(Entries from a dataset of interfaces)
=== Begin Enclosure ===

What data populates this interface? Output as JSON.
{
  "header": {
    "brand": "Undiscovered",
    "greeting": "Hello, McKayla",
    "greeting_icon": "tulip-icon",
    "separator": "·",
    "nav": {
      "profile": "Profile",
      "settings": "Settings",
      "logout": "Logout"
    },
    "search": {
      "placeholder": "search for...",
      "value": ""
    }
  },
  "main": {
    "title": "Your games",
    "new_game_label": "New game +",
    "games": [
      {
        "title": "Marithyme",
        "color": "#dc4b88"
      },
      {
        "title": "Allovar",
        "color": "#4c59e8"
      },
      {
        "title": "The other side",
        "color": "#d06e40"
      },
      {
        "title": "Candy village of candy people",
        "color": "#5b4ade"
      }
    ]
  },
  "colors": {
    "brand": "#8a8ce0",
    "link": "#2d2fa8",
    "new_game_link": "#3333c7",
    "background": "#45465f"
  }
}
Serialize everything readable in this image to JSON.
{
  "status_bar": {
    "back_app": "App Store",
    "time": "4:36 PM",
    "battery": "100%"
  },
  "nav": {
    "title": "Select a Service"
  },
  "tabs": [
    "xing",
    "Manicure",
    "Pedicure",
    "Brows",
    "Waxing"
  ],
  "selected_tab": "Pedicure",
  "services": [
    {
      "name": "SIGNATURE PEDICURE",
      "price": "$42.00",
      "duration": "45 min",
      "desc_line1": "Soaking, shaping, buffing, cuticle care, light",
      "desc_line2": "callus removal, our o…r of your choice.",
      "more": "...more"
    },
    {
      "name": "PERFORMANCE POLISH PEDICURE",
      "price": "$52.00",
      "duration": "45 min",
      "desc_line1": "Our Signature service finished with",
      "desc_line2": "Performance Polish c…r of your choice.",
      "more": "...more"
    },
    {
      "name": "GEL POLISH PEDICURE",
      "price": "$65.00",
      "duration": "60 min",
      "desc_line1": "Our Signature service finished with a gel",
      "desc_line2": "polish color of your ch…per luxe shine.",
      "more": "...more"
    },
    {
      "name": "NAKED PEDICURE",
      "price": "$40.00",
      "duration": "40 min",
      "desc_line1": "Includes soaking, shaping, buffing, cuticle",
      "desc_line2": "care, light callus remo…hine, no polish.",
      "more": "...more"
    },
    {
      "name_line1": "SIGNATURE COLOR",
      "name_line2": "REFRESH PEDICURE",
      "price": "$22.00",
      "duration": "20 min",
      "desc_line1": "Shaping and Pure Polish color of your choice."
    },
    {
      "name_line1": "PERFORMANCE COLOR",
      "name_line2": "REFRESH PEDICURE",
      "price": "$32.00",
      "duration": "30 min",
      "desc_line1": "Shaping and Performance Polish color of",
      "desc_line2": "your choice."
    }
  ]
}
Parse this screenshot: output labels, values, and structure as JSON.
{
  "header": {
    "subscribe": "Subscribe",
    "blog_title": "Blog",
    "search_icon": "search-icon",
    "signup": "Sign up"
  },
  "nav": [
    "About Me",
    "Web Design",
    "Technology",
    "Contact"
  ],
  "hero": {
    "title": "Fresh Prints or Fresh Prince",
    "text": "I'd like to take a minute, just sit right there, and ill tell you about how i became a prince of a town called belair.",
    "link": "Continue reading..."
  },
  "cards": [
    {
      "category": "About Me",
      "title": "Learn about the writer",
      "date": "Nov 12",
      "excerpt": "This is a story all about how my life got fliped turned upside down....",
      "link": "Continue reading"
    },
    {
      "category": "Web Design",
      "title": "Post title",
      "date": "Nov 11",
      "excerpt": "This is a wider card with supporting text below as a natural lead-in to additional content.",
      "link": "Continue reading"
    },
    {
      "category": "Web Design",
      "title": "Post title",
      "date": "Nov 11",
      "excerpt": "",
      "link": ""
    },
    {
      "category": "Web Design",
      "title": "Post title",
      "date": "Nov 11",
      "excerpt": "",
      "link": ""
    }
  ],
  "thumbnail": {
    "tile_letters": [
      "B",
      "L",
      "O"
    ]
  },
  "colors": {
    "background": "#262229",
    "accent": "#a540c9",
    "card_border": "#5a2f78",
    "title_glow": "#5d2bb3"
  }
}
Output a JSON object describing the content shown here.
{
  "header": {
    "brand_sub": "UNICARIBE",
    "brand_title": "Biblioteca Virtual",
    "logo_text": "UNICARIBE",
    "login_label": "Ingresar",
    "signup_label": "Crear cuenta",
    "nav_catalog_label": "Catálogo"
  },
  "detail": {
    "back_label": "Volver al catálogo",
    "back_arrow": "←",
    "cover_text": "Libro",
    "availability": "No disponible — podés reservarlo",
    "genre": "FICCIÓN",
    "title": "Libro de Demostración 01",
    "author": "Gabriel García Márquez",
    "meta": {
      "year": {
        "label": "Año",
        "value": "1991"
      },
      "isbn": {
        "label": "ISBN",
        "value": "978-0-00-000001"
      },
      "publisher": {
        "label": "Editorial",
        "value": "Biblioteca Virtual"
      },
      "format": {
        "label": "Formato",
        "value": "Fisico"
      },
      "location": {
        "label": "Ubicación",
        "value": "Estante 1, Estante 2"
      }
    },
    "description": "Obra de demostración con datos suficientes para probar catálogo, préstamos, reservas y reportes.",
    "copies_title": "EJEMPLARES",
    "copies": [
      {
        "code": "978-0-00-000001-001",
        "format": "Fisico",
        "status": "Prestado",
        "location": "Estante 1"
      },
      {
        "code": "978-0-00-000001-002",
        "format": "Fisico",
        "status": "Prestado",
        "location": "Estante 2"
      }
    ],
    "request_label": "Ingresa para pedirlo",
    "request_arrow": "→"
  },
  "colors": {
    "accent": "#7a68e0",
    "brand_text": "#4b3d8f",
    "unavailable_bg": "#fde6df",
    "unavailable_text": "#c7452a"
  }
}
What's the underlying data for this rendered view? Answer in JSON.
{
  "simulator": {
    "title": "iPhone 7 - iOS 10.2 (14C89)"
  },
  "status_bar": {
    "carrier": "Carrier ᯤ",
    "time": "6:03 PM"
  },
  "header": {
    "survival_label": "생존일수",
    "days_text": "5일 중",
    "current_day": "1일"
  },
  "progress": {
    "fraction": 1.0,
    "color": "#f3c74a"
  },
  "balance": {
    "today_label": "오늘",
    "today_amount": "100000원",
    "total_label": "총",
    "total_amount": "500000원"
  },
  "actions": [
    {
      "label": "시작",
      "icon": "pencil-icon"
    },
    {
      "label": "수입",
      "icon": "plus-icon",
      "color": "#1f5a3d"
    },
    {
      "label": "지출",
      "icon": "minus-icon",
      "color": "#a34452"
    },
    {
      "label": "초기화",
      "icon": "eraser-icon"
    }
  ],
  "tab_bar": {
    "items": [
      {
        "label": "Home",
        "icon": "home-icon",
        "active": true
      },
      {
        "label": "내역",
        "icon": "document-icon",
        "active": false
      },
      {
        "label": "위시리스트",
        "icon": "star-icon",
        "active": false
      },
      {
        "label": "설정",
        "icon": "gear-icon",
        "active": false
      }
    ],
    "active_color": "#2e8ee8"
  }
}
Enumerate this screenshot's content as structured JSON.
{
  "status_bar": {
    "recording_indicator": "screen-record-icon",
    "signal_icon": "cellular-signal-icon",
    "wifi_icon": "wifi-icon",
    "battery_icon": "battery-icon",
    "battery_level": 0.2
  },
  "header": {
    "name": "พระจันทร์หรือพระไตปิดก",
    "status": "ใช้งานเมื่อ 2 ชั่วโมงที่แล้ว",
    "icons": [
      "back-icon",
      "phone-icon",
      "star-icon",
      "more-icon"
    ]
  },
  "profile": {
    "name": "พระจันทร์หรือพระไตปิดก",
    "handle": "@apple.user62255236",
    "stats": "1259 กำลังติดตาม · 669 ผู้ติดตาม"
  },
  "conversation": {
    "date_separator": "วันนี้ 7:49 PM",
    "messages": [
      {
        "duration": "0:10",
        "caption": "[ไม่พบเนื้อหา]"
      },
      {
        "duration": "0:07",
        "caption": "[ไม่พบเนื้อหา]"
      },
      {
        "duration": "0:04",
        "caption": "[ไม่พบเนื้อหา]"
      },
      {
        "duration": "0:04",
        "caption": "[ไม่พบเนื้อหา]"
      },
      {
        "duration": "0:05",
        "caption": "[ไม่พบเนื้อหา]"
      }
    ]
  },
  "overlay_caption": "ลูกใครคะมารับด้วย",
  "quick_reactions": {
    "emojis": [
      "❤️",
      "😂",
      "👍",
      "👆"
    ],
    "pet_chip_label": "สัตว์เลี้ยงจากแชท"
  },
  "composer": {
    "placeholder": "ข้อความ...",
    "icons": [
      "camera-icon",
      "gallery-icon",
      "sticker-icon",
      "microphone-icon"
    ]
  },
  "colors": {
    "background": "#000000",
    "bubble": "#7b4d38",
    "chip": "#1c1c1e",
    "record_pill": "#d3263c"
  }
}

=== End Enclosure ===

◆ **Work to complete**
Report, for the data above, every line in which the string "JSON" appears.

◆ **Your solution**
What data populates this interface? Output as JSON.
Serialize everything readable in this image to JSON.
Parse this screenshot: output labels, values, and structure as JSON.
Output a JSON object describing the content shown here.
What's the underlying data for this rendered view? Answer in JSON.
Enumerate this screenshot's content as structured JSON.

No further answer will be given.